Interface dataset entries:
§ §

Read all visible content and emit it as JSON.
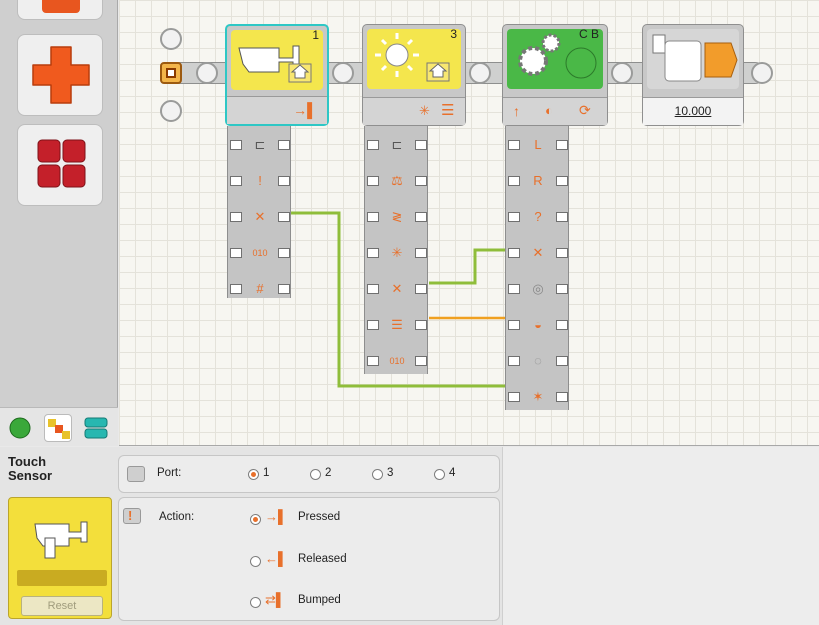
{
  "blocks": [
    {
      "id": "touch",
      "number": "1"
    },
    {
      "id": "light",
      "number": "3"
    },
    {
      "id": "motor",
      "number": "C B"
    },
    {
      "id": "wait",
      "number": "",
      "value": "10.000"
    }
  ],
  "panel": {
    "title_line1": "Touch",
    "title_line2": "Sensor",
    "reset_label": "Reset",
    "port_label": "Port:",
    "ports": [
      "1",
      "2",
      "3",
      "4"
    ],
    "selected_port": "1",
    "action_label": "Action:",
    "actions": [
      "Pressed",
      "Released",
      "Bumped"
    ],
    "selected_action": "Pressed"
  },
  "colors": {
    "accent": "#e8702b",
    "selection": "#2ec7c5",
    "sensor_yellow": "#f3df3b",
    "wire_green": "#8fbd3a",
    "wire_orange": "#f0a020"
  }
}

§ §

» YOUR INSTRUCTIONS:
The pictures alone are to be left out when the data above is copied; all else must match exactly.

» YOUR RESPONSE:
Read all visible content and emit it as JSON.
{
  "blocks": [
    {
      "id": "touch",
      "number": "1"
    },
    {
      "id": "light",
      "number": "3"
    },
    {
      "id": "motor",
      "number": "C B"
    },
    {
      "id": "wait",
      "number": "",
      "value": "10.000"
    }
  ],
  "panel": {
    "title_line1": "Touch",
    "title_line2": "Sensor",
    "reset_label": "Reset",
    "port_label": "Port:",
    "ports": [
      "1",
      "2",
      "3",
      "4"
    ],
    "selected_port": "1",
    "action_label": "Action:",
    "actions": [
      "Pressed",
      "Released",
      "Bumped"
    ],
    "selected_action": "Pressed"
  },
  "colors": {
    "accent": "#e8702b",
    "selection": "#2ec7c5",
    "sensor_yellow": "#f3df3b",
    "wire_green": "#8fbd3a",
    "wire_orange": "#f0a020"
  }
}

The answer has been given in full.